After considering a variety of new taxes to fund water quality efforts in Vermont, lawmakers now say they can clean up the state’s waterways without raising a dime.
Lawmakers have spent the past four years trying to find a long-term funding mechanism for a water quality initiative that’s expected to cost about $2 billion over the next 20 years. As recently as last week, they were contemplating several revenue proposals, including a sales tax on certain services offered by technology companies.
But lawmakers changed tack this week after fiscal analysts projected a year-end budget surplus. Senate President Pro Tem Tim Ashe said stronger-than-expected state revenues have obviated the need to raise taxes for water quality.
“Our strategy is never to be ‘tax first, figure out how to spend it later.’ If the dollars are available to meet the needs, then that’s great,” Ashe said Tuesday.
It’s a remarkable turnabout for a Legislature that had, until recently, criticized Gov. Phil Scott’s proposal to pay for water quality activities with existing state revenues.
Ashe said news of the surplus has altered the fiscal landscape, and he said that’s allowed lawmakers to solve their water quality dilemma without raising new taxes.
“Anyone who observes the legislative process knows that any new revenue source that’s put on the table is vehemently opposed by some constituency,” Ashe said.
Tom Torti, president of the Lake Champlain Regional Chamber of Commerce, said lawmakers should endure that opposition and create a new revenue source for water quality funding.

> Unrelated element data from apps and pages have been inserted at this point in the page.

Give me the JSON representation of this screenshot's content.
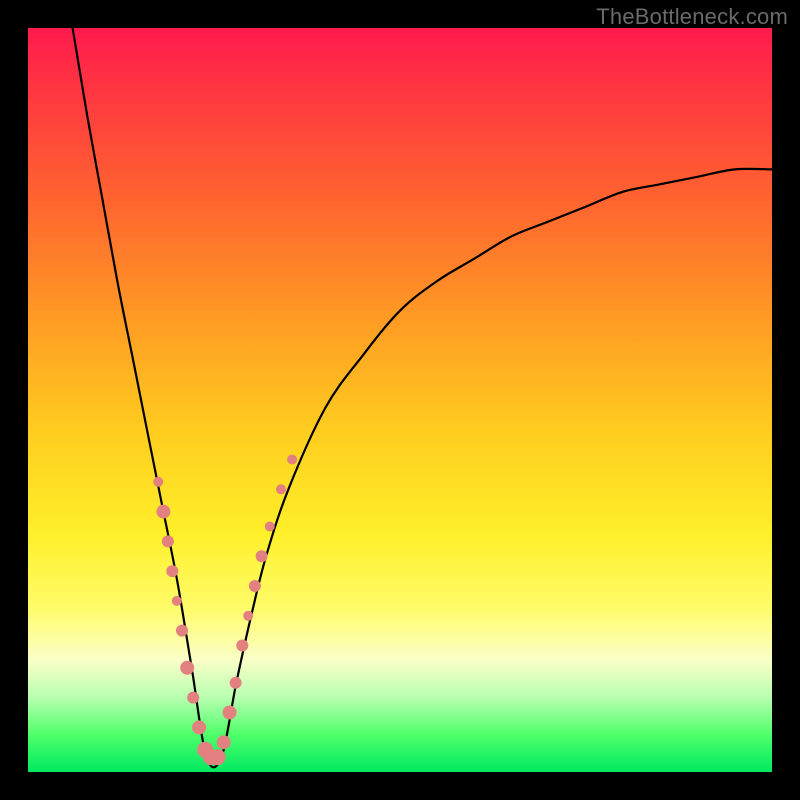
{
  "watermark": "TheBottleneck.com",
  "colors": {
    "frame": "#000000",
    "curve": "#000000",
    "marker_fill": "#e38080",
    "marker_stroke": "#d86f6f"
  },
  "chart_data": {
    "type": "line",
    "title": "",
    "xlabel": "",
    "ylabel": "",
    "xlim": [
      0,
      100
    ],
    "ylim": [
      0,
      100
    ],
    "notes": "V-shaped bottleneck curve. Y-axis is bottleneck percentage (0 at bottom / green, 100 at top / red). Background color encodes y-value. Curve moves from top-left steeply down to a trough near x≈24, y≈0, then rises with decreasing slope toward upper-right (~x=100, y≈81). Pink markers cluster along the lower arms of the V near the trough.",
    "series": [
      {
        "name": "bottleneck-curve",
        "x": [
          6,
          8,
          10,
          12,
          14,
          16,
          18,
          20,
          22,
          24,
          26,
          28,
          30,
          32,
          35,
          40,
          45,
          50,
          55,
          60,
          65,
          70,
          75,
          80,
          85,
          90,
          95,
          100
        ],
        "y": [
          100,
          88,
          77,
          66,
          56,
          46,
          36,
          26,
          14,
          2,
          2,
          12,
          21,
          29,
          38,
          49,
          56,
          62,
          66,
          69,
          72,
          74,
          76,
          78,
          79,
          80,
          81,
          81
        ]
      }
    ],
    "markers": [
      {
        "x": 17.5,
        "y": 39,
        "r": 5
      },
      {
        "x": 18.2,
        "y": 35,
        "r": 7
      },
      {
        "x": 18.8,
        "y": 31,
        "r": 6
      },
      {
        "x": 19.4,
        "y": 27,
        "r": 6
      },
      {
        "x": 20.0,
        "y": 23,
        "r": 5
      },
      {
        "x": 20.7,
        "y": 19,
        "r": 6
      },
      {
        "x": 21.4,
        "y": 14,
        "r": 7
      },
      {
        "x": 22.2,
        "y": 10,
        "r": 6
      },
      {
        "x": 23.0,
        "y": 6,
        "r": 7
      },
      {
        "x": 23.8,
        "y": 3,
        "r": 8
      },
      {
        "x": 24.6,
        "y": 2,
        "r": 8
      },
      {
        "x": 25.5,
        "y": 2,
        "r": 8
      },
      {
        "x": 26.3,
        "y": 4,
        "r": 7
      },
      {
        "x": 27.1,
        "y": 8,
        "r": 7
      },
      {
        "x": 27.9,
        "y": 12,
        "r": 6
      },
      {
        "x": 28.8,
        "y": 17,
        "r": 6
      },
      {
        "x": 29.6,
        "y": 21,
        "r": 5
      },
      {
        "x": 30.5,
        "y": 25,
        "r": 6
      },
      {
        "x": 31.4,
        "y": 29,
        "r": 6
      },
      {
        "x": 32.5,
        "y": 33,
        "r": 5
      },
      {
        "x": 34.0,
        "y": 38,
        "r": 5
      },
      {
        "x": 35.5,
        "y": 42,
        "r": 5
      }
    ]
  }
}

Torti said the plan approved by Senate lawmakers Tuesday doesn’t address water quality funding needs beyond the next fiscal year.
“It’s, you know, literally the old saying of moving the deck chairs on the Titanic,” Torti said.
Now, legislation approved by the full Senate on Tuesday technically does create a long-term revenue source for water quality funding: It does so by changing state law, so that 6% of the existing rooms and meals tax will now go to a clean water fund every year.
Lawmakers want to use the revenue surplus this year to backfill the $8-million hole that the reallocation will create in the general fund budget next year. In the following fiscal year, the rooms and meals tax reallocation will set the general fund back by $12 million.
However, Torti said, there’s no guarantee that surpluses will be available to fill that gap.
“You can’t do this in one-year tranches,” Torti said. “It is feckless fiscal policy.”
Torti’s own organization lobbied heavily against some of the water quality tax proposals floated by lawmakers this year. He said he prefers a per-parcel fee on every landowner in the state, a proposal that has failed to gain traction in the Legislature.
Calais Rep. Janet Ancel, who chairs the House Committee on Ways and Means, said the revenue jump that fueled the surplus this year is not a one-time phenomenon.
Ancel said analysts think Vermont will see ongoing revenue jumps of about $15 million annually — not just in the next fiscal year, but into the future. She said that ongoing revenue growth mitigates the risk associated with the Legislature’s approach.
“If there’s money available in fiscal [year] ‘20 and ongoing that we feel reasonably assured about, I think it’s a reasonable solution,” Ancel said Tuesday.
Jon Groveman, with the Vermont Natural Resources Council, said his organization is happy to see lawmakers allocate increased funding for water quality activities, but he said the decision not to create a new revenue source to pay for it makes that funding tenuous.
“So if there’s a gap in the budget or we hit a recession, you know, there’s going to be pressure to reallocate that money,” Groveman said. “That’s the reality of it.”
The Scott administration has yet to weigh in on the Legislature’s latest funding plan.